"It is unusual to find the benefits of a very short intervention – one-week, 21 hours total – lasting one year later," she said. One year after the study, the participants' PTSD scores still remained low, suggesting that there had been long-lasting improvement.

When the scientists asked the veterans whether they had continued practicing at home, a few had but most had not. The data showed that whether or not they had practiced at home, it did not hinder meditation's long-term benefits.

One reason, Seppala suggested, is that Sudarshan Kriya yoga retrained the veterans' memories.

Before the breathing meditation training, participants reported re-experiencing traumatic memories frequently and intensely, Seppala said. Afterward, they reported that the traumatic memories no longer affected them as strongly or frequently.

While most veteran studies see large dropout rates, most of the veterans in Seppala's study stuck to the program.

Seppala said she became passionate about the issue of helping veterans overcome PTSD as a psychology graduate student on campus. She continued this research as a postdoctoral fellow at the University of Wisconsin, Madison, and eventually became certified to teach the program herself. A 2012 documentary film, Free the Mind, featured Seppala's research.

"This study was the most moving research experience of my career. The veterans in the study told me things like, 'Thank you for giving me my life back.' I then started receiving a lot of inquiries from veterans and VA psychologists who had heard about the research."
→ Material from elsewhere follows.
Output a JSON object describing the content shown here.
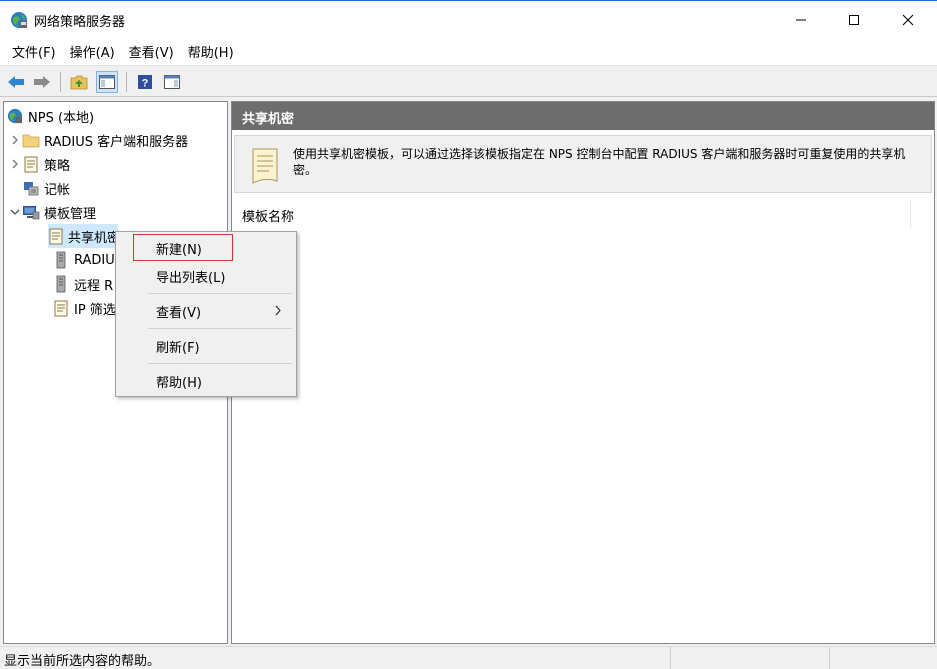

As for the next step, Seppala and her colleagues are using brain imaging (fMRI) to examine the effects of meditation for veterans dealing with PTSD.